Exercise requirements: Look for "name" in the records and copy every line that has it.

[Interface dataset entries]

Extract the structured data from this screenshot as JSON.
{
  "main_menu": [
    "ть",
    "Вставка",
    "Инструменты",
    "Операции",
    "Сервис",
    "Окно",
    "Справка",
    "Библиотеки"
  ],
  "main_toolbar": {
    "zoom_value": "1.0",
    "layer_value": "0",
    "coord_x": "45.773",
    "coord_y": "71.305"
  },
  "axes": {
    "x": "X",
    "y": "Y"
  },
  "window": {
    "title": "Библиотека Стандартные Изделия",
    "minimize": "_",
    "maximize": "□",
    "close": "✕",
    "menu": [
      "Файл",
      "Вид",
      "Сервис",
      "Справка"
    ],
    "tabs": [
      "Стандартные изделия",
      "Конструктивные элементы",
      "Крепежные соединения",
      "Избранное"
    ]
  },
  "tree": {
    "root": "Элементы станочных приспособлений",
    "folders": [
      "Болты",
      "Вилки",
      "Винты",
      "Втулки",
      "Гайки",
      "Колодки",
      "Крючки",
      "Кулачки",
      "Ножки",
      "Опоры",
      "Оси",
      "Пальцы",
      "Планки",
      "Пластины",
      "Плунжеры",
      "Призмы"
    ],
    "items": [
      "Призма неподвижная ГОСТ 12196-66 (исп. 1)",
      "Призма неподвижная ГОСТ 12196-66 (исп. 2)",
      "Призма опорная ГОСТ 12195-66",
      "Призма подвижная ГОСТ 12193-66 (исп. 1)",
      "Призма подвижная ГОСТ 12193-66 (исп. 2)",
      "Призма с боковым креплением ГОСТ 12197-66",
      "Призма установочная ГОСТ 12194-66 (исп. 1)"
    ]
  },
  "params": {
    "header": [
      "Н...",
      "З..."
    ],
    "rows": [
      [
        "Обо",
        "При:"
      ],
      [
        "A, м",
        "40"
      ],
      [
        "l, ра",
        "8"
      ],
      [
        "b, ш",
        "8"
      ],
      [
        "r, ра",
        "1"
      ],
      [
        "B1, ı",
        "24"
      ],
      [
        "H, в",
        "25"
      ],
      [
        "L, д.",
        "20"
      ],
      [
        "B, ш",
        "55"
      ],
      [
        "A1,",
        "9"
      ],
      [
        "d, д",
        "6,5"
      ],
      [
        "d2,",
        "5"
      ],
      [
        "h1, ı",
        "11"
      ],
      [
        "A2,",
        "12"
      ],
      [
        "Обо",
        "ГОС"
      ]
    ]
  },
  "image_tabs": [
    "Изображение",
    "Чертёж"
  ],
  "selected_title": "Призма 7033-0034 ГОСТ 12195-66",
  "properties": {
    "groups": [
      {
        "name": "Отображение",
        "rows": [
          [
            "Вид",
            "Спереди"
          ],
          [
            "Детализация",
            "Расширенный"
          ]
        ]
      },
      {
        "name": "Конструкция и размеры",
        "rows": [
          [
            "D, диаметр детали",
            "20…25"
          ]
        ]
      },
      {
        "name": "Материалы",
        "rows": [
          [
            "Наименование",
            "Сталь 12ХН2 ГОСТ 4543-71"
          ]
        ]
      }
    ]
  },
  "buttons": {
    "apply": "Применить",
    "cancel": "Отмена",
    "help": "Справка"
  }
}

Output below:
        "name": "Отображение",
        "name": "Конструкция и размеры",
        "name": "Материалы",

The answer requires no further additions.